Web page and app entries
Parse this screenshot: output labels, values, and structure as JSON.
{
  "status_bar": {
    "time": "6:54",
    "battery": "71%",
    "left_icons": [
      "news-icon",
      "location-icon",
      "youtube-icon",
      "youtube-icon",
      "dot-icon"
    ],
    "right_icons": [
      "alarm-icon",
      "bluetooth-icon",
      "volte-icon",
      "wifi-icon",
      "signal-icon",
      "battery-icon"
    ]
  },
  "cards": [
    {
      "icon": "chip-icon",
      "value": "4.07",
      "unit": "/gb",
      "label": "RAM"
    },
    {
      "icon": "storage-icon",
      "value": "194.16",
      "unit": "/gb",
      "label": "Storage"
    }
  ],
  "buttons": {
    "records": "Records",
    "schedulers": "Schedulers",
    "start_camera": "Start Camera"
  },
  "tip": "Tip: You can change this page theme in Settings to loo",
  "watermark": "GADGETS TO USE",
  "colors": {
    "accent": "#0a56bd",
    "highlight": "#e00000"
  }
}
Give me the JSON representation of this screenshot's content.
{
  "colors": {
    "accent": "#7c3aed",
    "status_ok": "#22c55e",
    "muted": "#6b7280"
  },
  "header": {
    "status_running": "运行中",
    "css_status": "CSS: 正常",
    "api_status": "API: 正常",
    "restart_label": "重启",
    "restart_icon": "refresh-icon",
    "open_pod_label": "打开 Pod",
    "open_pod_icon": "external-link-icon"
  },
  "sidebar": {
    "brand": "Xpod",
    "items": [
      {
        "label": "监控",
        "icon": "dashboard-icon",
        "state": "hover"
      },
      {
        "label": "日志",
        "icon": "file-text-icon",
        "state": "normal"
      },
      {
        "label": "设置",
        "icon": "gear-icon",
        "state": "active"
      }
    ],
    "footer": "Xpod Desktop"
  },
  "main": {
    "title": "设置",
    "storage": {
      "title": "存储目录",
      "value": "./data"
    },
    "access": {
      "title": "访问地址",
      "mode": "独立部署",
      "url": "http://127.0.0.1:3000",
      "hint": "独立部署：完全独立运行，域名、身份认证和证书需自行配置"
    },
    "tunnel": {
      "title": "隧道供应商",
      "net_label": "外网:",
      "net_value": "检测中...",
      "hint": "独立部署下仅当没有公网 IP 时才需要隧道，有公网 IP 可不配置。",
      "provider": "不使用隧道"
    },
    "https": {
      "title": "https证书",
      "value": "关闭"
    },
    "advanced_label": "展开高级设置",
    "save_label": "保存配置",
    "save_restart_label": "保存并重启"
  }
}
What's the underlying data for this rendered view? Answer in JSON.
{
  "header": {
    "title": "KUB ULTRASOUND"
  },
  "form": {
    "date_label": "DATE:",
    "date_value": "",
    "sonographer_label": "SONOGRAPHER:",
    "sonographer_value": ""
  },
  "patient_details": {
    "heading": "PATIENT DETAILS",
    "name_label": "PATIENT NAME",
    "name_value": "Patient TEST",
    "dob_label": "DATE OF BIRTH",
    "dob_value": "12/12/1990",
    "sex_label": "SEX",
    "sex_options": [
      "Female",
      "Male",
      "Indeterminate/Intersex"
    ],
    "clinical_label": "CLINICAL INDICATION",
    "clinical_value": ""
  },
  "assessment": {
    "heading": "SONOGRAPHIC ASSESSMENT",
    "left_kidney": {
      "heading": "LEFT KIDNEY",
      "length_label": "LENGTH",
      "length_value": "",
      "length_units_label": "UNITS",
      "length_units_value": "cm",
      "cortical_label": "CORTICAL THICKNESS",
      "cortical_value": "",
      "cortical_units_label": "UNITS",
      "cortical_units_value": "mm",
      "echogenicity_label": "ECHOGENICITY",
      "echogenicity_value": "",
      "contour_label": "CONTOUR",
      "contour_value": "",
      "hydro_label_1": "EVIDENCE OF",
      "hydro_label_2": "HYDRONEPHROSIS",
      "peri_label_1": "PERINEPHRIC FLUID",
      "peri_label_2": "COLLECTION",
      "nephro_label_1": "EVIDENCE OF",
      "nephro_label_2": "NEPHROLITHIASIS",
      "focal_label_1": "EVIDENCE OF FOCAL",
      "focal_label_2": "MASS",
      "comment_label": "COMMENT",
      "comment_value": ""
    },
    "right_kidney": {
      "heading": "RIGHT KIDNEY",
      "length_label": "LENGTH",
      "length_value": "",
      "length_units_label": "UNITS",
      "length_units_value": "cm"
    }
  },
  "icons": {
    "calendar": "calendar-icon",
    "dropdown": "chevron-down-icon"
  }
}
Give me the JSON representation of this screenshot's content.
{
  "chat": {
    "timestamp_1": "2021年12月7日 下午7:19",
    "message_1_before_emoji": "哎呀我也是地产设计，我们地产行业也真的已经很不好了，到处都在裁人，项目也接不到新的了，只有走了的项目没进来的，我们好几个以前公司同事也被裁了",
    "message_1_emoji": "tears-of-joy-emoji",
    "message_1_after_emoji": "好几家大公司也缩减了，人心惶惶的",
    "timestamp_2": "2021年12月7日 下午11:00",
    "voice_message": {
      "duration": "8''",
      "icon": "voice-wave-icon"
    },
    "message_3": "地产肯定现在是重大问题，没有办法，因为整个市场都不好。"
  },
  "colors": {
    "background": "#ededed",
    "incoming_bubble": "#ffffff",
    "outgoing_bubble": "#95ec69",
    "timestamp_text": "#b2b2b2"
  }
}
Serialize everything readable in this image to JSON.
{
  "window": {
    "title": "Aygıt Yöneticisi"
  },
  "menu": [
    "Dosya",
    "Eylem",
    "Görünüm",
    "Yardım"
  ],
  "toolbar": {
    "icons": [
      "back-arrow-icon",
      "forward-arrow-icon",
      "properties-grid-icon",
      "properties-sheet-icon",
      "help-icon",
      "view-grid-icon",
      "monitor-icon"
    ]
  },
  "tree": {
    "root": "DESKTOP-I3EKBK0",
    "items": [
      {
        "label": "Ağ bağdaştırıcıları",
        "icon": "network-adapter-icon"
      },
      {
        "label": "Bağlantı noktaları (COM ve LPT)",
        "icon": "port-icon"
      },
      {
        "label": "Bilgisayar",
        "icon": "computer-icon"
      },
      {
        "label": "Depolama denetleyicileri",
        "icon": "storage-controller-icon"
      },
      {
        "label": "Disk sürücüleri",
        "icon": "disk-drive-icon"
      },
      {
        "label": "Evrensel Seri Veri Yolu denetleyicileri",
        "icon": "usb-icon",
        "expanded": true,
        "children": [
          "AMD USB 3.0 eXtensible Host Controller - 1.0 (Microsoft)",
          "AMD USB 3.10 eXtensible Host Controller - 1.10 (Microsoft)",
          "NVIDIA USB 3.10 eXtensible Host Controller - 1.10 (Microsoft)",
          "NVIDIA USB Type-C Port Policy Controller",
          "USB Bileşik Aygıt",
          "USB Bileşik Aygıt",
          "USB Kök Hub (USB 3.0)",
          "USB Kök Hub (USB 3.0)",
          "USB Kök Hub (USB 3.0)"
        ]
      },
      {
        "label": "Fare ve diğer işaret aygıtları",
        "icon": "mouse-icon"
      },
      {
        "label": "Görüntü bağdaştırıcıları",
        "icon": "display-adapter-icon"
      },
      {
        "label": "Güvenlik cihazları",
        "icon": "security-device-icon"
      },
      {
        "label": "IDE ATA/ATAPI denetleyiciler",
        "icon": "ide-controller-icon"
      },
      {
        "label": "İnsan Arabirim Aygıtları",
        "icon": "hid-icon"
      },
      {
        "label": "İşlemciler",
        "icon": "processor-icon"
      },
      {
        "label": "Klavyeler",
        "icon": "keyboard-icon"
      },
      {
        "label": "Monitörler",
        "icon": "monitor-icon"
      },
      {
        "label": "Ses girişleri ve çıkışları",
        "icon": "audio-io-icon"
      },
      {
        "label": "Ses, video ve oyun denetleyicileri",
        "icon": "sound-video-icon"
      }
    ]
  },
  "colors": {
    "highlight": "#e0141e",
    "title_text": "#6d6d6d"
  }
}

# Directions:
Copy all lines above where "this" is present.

# Exercise answer:
Parse this screenshot: output labels, values, and structure as JSON.
  "tip": "Tip: You can change this page theme in Settings to loo",
Give me the JSON representation of this screenshot's content.
What's the underlying data for this rendered view? Answer in JSON.
Give me the JSON representation of this screenshot's content.
Serialize everything readable in this image to JSON.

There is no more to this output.